Psalm 2:11 is the first appearance of joy/rejoicing in the Psalms. For some reason I skipped over this verse early on, but now that we’re in the midst of teaching confirmation again I really want to address it.
This one can be tough verse, because who thinks of service and rejoicing being a fearful thing? I like to think of it more in terms of Luther’s Small Catechism.
Martin Luther (not King Jr.) was a German who essentially started the Reformation way back almost 500 years ago tomorrow. He was adamant that the faith be back in the hands of the people, so he translated the scriptures into the language of the people, and he put together a catechism, or faith primer, for parents to use in teaching the basics of the faith to their children.
Anyway, this is the primary teaching tool we use for our confirmation class in Lutheran circles, and we have recently finished with teaching the Ten Commandments. After each commandment, Luther asks, “What does this mean?” and then gives a response. For the first commandment (You shall have no other gods), the response is, “We should fear, love, and trust in God above all things.” Each of the other nine commandments’ responses begins with, “We should fear and love God so that…”
When we teach these commandments, we look at that word fear. It’s not fear in the Halloween sense of the word, but in the sense of awe and respect. We aren’t scared of God, although we do know that if He wanted to, He could crush us like a bug. But we fear Him, knowing that He is so far above all that we are or can imagine. We revere Him as one worthy of that respect.
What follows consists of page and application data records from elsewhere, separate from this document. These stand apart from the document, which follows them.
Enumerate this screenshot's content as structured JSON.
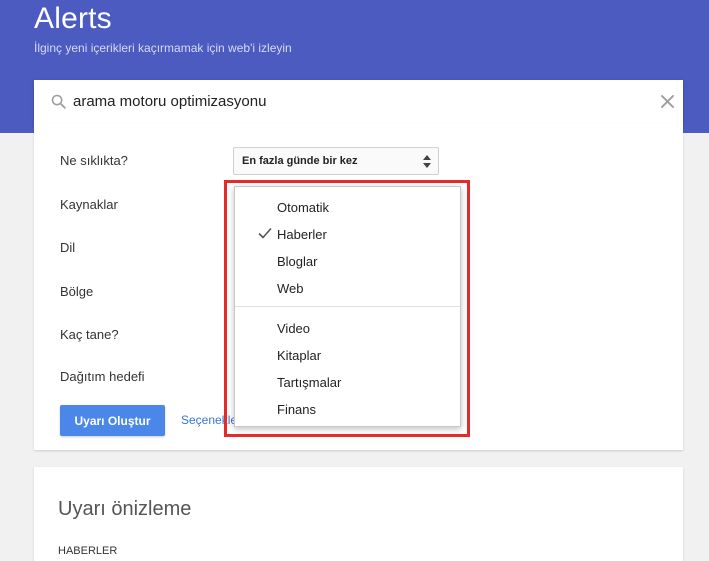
{
  "header": {
    "title": "Alerts",
    "subtitle": "İlginç yeni içerikleri kaçırmamak için web'i izleyin"
  },
  "search": {
    "value": "arama motoru optimizasyonu"
  },
  "options": {
    "frequency_label": "Ne sıklıkta?",
    "frequency_value": "En fazla günde bir kez",
    "sources_label": "Kaynaklar",
    "language_label": "Dil",
    "region_label": "Bölge",
    "how_many_label": "Kaç tane?",
    "delivery_label": "Dağıtım hedefi",
    "create_button": "Uyarı Oluştur",
    "options_link": "Seçenekle"
  },
  "sources_dropdown": {
    "group1": [
      {
        "label": "Otomatik",
        "checked": false
      },
      {
        "label": "Haberler",
        "checked": true
      },
      {
        "label": "Bloglar",
        "checked": false
      },
      {
        "label": "Web",
        "checked": false
      }
    ],
    "group2": [
      {
        "label": "Video",
        "checked": false
      },
      {
        "label": "Kitaplar",
        "checked": false
      },
      {
        "label": "Tartışmalar",
        "checked": false
      },
      {
        "label": "Finans",
        "checked": false
      }
    ]
  },
  "preview": {
    "title": "Uyarı önizleme",
    "section": "HABERLER"
  },
  "colors": {
    "header": "#4b5bc0",
    "button": "#4a87e8",
    "highlight": "#e42a2a"
  }
}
We stand in awe of His might, His majesty, His all-encompassing power and glory.
So we serve Him with fear, in response to the amazing things He has done for us. We rejoice in His love, and tremble in our gratitude.